DIRECTIONS FOR THIS TASK.
Establish how many lines in the records below include the word "club"; respond with that number only.

(Items from an interface collection)
====
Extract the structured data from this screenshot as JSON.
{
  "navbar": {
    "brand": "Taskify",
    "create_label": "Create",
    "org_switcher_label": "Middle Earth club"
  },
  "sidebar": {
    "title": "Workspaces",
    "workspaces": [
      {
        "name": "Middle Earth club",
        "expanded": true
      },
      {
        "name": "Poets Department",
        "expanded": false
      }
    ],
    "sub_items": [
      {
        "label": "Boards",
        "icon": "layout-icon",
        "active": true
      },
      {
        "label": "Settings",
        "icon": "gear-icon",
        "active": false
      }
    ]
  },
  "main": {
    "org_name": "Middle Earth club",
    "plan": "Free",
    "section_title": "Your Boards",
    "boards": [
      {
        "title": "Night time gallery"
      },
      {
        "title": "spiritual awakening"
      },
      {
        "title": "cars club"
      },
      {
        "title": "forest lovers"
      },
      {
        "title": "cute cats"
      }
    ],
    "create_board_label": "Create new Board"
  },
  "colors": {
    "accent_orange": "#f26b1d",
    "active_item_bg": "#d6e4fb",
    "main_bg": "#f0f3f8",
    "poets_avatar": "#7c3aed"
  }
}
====
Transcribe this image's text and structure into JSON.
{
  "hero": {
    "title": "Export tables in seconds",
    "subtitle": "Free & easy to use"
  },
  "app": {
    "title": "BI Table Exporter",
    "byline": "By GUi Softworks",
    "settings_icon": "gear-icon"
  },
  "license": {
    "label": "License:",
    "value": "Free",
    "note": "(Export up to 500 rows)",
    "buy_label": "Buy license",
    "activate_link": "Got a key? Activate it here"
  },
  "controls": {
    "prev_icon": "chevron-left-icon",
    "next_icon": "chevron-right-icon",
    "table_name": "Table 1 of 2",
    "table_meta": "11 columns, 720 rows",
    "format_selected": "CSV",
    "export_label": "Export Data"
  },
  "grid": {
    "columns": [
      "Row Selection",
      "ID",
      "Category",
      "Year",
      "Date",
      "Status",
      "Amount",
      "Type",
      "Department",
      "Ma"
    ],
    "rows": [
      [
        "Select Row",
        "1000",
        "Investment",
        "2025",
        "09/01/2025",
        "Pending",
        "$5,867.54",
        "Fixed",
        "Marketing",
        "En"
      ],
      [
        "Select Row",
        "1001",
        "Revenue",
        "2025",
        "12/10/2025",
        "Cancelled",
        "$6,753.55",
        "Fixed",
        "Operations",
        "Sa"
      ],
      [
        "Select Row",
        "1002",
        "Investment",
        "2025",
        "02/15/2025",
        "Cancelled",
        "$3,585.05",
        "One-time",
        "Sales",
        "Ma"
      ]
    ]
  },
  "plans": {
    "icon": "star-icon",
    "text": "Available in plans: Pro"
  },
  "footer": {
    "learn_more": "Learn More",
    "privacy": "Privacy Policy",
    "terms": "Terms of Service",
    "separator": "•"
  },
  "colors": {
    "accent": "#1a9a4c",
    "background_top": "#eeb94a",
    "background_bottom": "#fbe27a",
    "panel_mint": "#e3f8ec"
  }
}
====
ANSWER.
4